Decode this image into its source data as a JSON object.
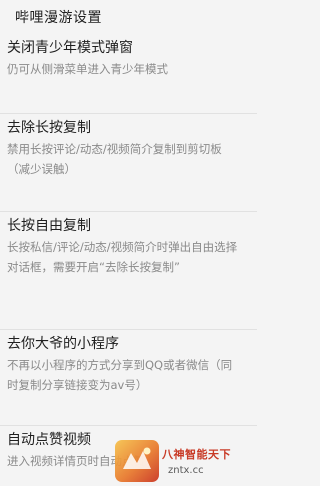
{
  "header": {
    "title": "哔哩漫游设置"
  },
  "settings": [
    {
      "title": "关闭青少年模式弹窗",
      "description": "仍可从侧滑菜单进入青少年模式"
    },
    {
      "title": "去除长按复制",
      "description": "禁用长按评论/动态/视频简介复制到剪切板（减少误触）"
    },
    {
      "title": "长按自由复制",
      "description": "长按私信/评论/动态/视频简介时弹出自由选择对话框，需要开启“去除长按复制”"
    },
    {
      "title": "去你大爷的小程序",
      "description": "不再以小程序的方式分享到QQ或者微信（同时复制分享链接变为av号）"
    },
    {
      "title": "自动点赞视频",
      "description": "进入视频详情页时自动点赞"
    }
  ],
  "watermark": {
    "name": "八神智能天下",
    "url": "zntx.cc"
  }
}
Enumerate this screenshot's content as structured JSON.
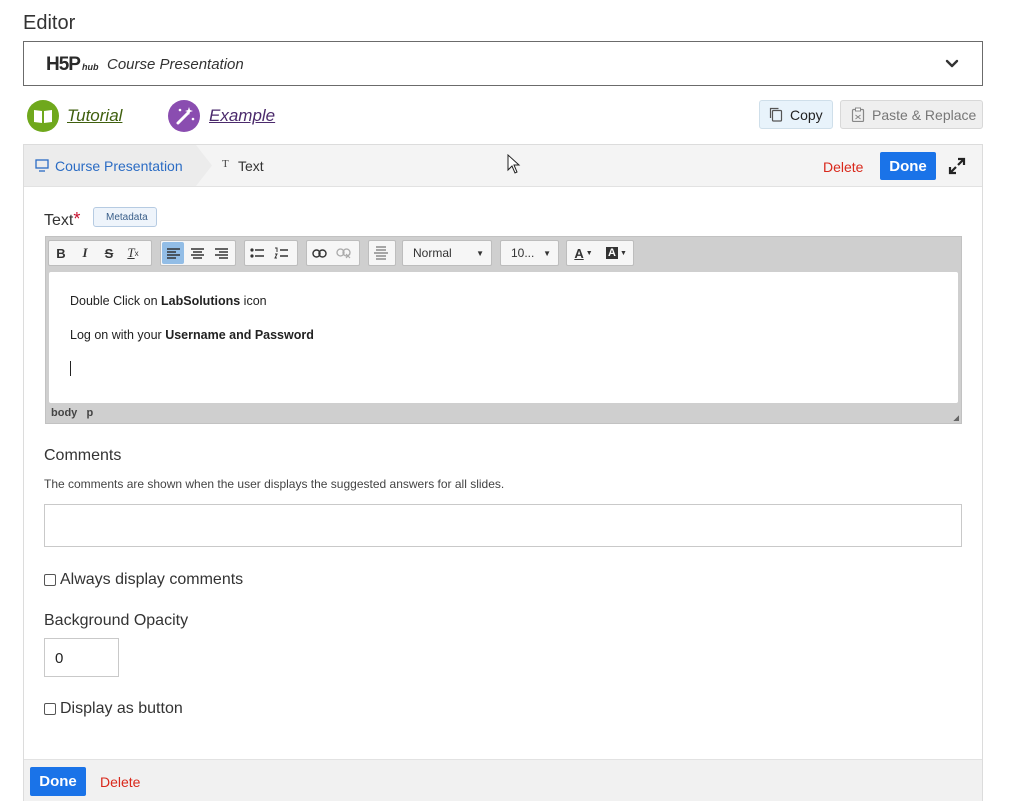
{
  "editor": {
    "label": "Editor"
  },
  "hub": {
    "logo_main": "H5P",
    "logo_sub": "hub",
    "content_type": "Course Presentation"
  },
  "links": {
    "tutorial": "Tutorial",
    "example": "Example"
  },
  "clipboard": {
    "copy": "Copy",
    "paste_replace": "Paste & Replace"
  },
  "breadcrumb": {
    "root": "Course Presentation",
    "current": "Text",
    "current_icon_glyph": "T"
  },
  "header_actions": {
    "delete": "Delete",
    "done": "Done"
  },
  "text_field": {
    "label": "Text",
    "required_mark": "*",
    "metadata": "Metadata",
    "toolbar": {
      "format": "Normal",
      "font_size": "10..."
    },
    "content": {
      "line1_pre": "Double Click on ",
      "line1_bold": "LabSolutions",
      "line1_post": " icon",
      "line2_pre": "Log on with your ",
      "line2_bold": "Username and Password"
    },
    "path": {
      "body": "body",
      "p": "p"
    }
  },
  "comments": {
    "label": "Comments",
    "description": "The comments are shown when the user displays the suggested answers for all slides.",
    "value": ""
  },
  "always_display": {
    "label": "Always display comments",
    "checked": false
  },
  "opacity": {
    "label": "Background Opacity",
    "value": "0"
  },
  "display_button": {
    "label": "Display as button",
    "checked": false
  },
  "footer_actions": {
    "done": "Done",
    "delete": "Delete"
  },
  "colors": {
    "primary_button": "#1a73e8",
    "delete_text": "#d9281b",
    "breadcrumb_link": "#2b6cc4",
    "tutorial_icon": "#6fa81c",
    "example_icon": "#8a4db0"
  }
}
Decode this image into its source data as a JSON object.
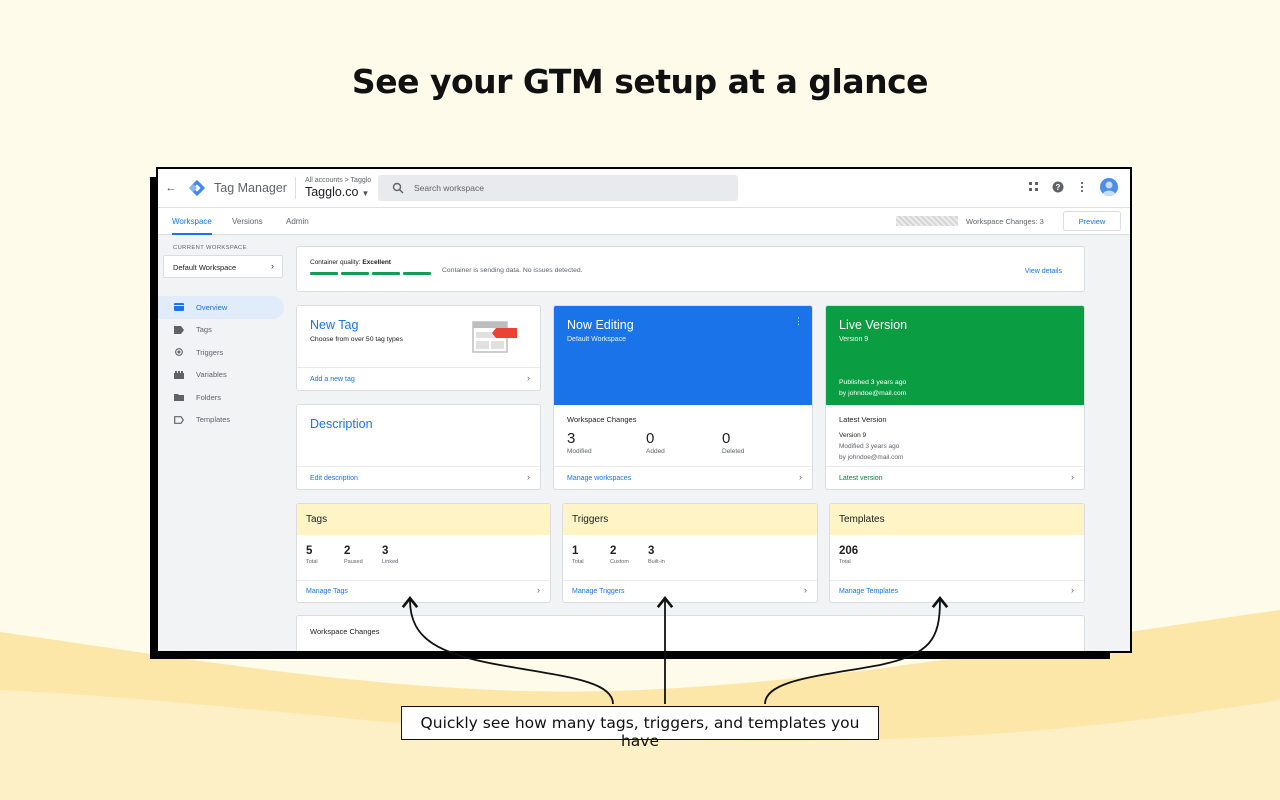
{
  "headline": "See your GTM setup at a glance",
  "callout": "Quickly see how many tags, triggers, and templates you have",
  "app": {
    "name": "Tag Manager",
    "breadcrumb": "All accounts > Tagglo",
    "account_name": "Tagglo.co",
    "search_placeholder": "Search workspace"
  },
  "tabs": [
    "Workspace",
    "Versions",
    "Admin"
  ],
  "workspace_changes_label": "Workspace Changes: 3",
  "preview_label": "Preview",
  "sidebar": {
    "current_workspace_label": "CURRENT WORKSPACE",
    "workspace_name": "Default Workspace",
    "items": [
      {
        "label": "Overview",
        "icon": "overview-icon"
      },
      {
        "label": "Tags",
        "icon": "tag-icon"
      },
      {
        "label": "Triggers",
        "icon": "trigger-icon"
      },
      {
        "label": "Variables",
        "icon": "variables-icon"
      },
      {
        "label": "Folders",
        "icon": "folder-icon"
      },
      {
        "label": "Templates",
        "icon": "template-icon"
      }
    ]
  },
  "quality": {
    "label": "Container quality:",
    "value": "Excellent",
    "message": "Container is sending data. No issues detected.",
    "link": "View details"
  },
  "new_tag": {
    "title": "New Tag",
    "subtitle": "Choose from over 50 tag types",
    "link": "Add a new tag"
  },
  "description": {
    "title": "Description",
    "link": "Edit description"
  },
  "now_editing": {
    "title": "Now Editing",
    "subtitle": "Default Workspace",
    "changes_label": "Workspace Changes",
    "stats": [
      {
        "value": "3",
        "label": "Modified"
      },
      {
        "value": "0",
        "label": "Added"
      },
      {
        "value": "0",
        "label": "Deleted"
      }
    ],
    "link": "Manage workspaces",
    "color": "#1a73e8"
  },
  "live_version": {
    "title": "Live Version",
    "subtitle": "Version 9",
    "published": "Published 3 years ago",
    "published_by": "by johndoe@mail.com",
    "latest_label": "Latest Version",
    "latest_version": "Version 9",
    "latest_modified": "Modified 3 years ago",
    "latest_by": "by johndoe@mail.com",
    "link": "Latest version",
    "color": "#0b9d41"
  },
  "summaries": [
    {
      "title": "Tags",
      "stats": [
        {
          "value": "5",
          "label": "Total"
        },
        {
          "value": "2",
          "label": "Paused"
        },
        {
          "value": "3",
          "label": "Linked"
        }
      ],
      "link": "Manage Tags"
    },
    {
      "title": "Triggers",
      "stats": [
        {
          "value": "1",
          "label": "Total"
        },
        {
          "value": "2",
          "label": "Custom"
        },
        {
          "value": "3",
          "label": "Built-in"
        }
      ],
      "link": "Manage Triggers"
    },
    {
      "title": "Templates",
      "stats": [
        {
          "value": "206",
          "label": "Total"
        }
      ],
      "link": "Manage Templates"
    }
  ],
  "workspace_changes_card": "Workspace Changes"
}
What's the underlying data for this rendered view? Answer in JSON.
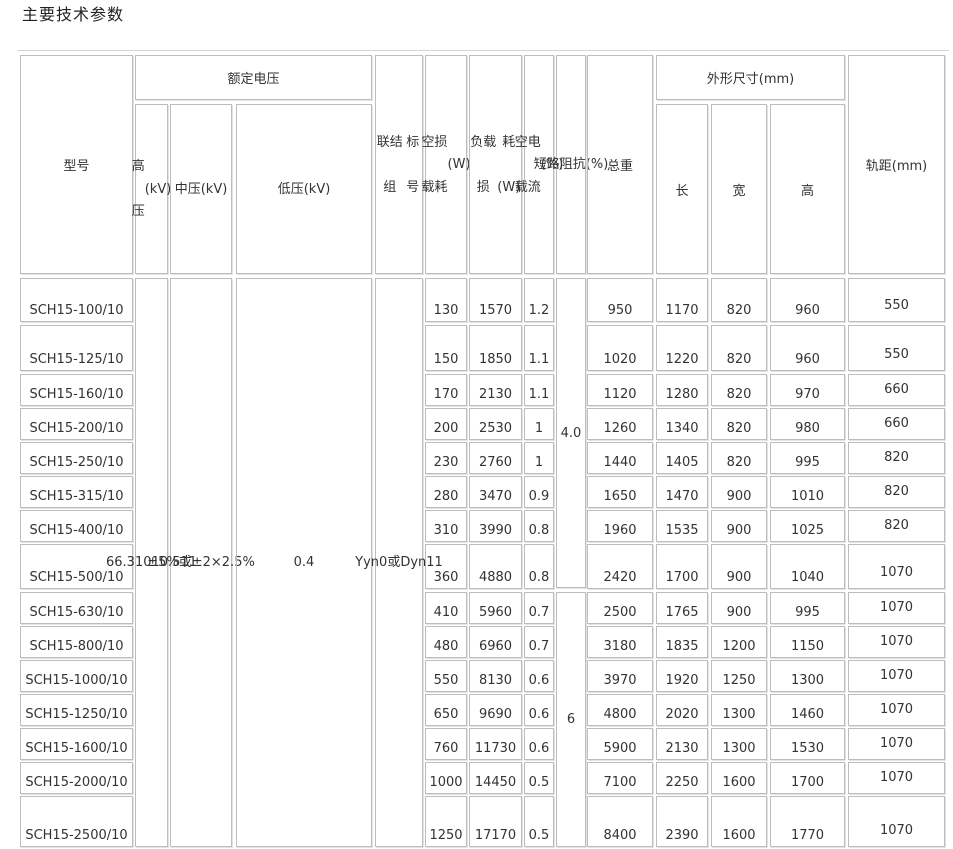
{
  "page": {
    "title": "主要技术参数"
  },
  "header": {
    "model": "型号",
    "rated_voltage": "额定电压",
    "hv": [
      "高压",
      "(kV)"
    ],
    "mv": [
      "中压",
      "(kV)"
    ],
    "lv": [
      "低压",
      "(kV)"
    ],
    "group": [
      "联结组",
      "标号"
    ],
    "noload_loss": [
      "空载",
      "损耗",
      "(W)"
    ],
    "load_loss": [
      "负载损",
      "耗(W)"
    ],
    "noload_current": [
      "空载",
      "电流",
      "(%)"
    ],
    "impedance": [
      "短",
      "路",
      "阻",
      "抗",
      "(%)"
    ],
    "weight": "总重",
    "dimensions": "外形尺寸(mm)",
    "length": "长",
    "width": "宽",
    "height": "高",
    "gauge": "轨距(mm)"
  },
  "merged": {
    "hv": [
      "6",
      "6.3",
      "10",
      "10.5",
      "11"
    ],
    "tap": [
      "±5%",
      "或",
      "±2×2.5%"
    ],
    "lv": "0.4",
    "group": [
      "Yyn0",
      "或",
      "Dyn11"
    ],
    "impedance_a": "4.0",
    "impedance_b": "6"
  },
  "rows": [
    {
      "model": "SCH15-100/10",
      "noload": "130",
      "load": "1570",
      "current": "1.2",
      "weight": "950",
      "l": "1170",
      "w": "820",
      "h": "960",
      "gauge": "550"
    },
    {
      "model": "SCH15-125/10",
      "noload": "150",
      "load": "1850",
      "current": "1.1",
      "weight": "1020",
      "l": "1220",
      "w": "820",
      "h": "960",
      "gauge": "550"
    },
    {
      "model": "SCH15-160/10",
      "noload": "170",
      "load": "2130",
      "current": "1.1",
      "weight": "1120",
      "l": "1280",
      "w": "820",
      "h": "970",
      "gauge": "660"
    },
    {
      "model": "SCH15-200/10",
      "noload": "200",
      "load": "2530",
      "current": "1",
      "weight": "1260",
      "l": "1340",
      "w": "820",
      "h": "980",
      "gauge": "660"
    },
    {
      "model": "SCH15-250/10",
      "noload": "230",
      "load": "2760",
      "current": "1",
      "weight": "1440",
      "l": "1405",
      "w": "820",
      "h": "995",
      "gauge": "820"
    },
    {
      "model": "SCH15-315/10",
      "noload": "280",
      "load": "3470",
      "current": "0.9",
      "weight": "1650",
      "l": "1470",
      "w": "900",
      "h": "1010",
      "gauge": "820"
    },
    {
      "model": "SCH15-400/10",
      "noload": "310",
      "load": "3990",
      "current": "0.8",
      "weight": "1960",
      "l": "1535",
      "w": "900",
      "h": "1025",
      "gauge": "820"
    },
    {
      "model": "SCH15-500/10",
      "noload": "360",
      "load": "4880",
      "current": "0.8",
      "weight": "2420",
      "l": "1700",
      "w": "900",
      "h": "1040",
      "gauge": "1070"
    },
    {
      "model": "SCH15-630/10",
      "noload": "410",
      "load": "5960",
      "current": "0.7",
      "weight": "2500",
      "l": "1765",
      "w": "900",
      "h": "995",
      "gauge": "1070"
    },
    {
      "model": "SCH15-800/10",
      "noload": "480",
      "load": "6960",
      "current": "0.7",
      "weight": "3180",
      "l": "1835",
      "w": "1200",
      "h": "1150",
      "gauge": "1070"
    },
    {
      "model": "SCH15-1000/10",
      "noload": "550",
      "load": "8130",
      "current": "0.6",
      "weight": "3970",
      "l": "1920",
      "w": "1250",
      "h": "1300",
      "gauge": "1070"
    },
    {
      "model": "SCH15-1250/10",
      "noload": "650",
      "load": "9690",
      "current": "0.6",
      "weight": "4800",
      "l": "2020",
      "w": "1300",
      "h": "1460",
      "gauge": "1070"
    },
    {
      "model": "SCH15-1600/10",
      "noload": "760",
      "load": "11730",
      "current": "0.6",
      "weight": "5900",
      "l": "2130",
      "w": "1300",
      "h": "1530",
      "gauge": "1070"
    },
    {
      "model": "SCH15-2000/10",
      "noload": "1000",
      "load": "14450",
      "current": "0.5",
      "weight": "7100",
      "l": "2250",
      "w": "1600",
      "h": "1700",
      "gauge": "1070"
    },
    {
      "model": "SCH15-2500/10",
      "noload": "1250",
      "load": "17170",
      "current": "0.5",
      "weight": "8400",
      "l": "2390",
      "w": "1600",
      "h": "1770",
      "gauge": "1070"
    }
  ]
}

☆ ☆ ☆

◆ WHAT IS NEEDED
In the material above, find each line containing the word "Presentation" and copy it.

◆ WRITTEN RESPONSE
    "content_type": "Course Presentation"
    "root": "Course Presentation",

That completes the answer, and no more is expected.